AIM OF THE TASK
Copy out all the lines in the records that include the word "Бирюлёво".

MATERIAL SHOWN

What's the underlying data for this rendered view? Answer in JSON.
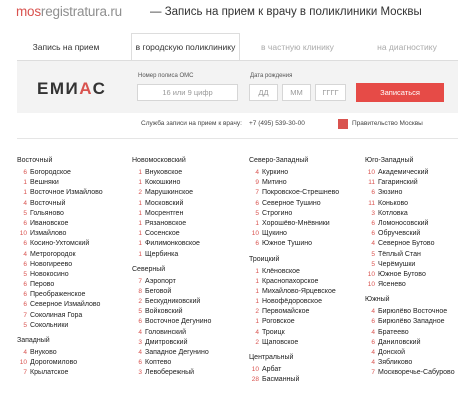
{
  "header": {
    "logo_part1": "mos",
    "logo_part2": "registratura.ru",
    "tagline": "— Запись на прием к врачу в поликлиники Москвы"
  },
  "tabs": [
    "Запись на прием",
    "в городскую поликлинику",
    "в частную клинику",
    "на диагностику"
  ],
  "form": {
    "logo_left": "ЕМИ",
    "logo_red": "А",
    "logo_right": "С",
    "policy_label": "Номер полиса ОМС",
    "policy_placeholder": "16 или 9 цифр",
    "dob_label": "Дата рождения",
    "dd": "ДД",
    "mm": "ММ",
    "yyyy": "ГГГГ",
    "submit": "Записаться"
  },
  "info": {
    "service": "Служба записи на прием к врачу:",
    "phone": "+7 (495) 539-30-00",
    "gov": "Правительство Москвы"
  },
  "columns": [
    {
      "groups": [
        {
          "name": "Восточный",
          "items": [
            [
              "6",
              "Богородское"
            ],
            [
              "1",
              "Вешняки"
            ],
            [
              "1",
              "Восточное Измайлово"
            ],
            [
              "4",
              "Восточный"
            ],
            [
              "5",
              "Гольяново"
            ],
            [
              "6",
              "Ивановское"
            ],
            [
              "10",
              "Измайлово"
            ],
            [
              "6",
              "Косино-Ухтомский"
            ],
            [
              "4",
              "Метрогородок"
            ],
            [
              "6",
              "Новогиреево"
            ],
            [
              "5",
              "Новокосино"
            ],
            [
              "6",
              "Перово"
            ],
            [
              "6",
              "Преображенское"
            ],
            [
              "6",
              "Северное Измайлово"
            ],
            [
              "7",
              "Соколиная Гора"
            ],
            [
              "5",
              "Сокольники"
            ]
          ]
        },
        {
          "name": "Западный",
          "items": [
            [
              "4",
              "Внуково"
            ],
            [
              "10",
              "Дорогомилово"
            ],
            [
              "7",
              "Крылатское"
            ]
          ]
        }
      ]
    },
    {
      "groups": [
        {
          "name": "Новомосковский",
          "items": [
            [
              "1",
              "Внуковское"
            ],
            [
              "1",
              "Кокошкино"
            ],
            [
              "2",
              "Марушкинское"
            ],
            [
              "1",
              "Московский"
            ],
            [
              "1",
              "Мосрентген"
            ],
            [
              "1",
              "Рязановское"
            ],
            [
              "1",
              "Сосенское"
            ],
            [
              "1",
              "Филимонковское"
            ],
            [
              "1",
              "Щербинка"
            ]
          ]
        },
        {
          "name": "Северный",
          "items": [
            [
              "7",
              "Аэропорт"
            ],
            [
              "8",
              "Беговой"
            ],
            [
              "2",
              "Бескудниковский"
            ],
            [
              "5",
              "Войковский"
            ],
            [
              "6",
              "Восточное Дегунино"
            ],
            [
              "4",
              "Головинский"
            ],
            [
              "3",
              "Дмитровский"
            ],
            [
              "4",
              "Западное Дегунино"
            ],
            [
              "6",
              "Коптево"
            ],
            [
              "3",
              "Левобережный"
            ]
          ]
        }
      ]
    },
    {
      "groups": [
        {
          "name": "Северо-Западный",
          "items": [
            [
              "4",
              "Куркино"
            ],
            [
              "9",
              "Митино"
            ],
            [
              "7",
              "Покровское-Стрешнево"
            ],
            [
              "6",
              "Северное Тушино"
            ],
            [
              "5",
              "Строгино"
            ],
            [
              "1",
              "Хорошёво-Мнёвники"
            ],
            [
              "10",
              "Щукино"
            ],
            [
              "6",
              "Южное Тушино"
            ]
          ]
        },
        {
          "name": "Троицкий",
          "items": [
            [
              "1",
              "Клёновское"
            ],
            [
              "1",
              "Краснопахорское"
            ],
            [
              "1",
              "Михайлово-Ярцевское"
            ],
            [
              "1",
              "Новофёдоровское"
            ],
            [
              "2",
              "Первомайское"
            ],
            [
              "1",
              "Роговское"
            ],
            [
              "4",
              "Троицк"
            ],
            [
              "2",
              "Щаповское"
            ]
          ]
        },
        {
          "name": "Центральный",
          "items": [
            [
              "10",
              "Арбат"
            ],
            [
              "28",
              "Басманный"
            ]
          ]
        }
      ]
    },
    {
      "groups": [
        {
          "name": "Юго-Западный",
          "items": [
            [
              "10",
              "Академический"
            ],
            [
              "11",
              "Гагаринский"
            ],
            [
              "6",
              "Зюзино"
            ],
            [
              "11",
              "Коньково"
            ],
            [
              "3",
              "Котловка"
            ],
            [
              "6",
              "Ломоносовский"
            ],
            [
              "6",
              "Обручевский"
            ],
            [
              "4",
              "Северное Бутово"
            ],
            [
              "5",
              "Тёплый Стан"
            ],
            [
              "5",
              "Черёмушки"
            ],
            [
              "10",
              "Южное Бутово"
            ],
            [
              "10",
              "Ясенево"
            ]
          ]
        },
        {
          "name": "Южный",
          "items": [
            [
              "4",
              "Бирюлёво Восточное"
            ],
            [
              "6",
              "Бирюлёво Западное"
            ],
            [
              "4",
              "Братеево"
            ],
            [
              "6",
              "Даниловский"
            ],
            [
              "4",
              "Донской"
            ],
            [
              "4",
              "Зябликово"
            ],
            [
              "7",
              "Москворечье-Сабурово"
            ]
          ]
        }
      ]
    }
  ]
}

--

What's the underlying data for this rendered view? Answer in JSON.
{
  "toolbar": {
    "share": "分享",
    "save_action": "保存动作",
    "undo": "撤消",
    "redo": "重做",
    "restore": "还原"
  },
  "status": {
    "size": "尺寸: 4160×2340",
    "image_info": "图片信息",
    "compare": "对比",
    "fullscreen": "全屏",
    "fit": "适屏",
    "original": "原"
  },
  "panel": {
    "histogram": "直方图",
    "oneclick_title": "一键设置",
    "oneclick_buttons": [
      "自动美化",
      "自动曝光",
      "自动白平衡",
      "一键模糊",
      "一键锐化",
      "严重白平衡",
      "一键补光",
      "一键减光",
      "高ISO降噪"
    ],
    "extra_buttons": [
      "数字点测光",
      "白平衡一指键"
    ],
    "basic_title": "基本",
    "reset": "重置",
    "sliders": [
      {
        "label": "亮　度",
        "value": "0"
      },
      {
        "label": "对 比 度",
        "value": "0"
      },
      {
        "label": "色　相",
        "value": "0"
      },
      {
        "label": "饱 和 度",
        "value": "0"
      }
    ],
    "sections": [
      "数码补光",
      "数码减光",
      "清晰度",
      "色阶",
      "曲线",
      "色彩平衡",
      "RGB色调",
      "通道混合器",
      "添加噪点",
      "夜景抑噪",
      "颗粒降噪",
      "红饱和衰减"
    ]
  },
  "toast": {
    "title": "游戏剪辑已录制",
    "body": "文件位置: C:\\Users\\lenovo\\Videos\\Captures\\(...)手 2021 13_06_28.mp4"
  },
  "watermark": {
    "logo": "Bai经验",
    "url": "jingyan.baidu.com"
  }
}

YOUR RESPONSE
              "Бирюлёво Восточное"
              "Бирюлёво Западное"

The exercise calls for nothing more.